To be clear, that ambivalence has nothing to do with the mission – essentially everyone agrees that the world is a manifestly better place without Osama Bin Laden in it. And the deeper ambiguities of the assassination have barely entered the mainstream discourse, which has thus far consisted of "U-S-A" chants, politicians on both sides using the success to justify previous policy positions , and a series of Drudge-ready headlines for miniature stories – "Palin Says Pics Or GTFO ," "Bush Wants More Credit ," "Majority in U.S. Say Bin Laden In Hell. " Well, that and a persnickety squeakiness from the right that Salon's Alex Pareene summarized as: "Actions are not enough! We need words ." The broader significance of killing Bin Laden isn't simple, but the thing itself can be understood as simply as you please.

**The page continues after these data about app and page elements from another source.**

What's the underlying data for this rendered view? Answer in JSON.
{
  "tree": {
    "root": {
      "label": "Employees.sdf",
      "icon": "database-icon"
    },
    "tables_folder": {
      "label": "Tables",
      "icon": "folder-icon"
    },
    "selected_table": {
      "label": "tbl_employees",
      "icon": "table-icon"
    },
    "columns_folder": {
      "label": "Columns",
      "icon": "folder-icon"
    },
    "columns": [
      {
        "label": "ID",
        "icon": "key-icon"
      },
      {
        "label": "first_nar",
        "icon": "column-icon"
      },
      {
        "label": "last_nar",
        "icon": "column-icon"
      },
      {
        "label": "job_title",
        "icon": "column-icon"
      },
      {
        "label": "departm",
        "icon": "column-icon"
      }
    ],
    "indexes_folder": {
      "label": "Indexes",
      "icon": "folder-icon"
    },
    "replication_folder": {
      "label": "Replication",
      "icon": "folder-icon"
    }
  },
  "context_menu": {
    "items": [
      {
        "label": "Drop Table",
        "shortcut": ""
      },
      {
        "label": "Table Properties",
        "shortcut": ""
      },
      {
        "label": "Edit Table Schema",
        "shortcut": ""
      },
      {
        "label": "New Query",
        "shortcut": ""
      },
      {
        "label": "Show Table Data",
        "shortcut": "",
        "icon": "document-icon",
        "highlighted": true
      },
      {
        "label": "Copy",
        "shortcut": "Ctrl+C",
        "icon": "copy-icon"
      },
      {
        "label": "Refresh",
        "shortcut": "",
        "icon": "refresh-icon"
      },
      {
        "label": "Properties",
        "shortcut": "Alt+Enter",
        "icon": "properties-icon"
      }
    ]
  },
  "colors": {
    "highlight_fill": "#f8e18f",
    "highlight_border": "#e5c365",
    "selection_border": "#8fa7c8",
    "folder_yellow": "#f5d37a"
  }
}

One of the prime differences between Obama and his predecessor in the White House, though, is that we assume that this President does not see things simply. Whether you see him as the left's good-hearted nuance-jockey or the right's cunning collectivist conspirator, Obama routinely gets credit (and blame) for his ability to see both sides and work towards an outcome somewhere in the middle. This pragmatic approach long ago tempered the "we do big things" optimism of his 2011 State of the Union address into "we generally do the best things possible," and it hasn't always delivered inspiring outcomes – major legislation on health care and financial reform came off as vexingly over-compromised to the president's supporters, and terrifying strides towards socialism to his detractors. In killing Bin Laden, though, the President has done one of those "big things" with an undeniable decisiveness – there's nothing half-a-loaf about ordering a very public political assassination in another sovereign nation, and there's no negotiating with a Navy SEAL.

But while the successful mission to kill Bin Laden revealed Obama as both as competent and as ruthless as his supporters and detractors respectively imagined, it also raises a bleaker truth about the current state of 2008's hope-and-change optimism. It shouldn't be surprising that the greatest catharsis Obama has given the nation since his inaugural came through violence instead of by, say, reforming college loans. But there's something jarring about the relative ease with which Obama has dropped bombs in Libya and dispatched commandos to Pakistan after punting on numerous campaign promises and passing heavily compromised versions of others. "Tonight," Obama said in announcing Bin Laden's death, "we are once again reminded that America can do whatever we set our mind to ." The confounding part, for Obama and for us, is how both true and untrue that statement is – how much simpler it seemed to order a secret kill-mission on the territory of a putative ally than it was to secure a few extra weeks of unemployment insurance in the middle of a prolonged economic downturn. Amid the relief at Bin Laden's demise, it's hard to shake the sense that this isn't the sort of change anyone, on either side, expected from this President.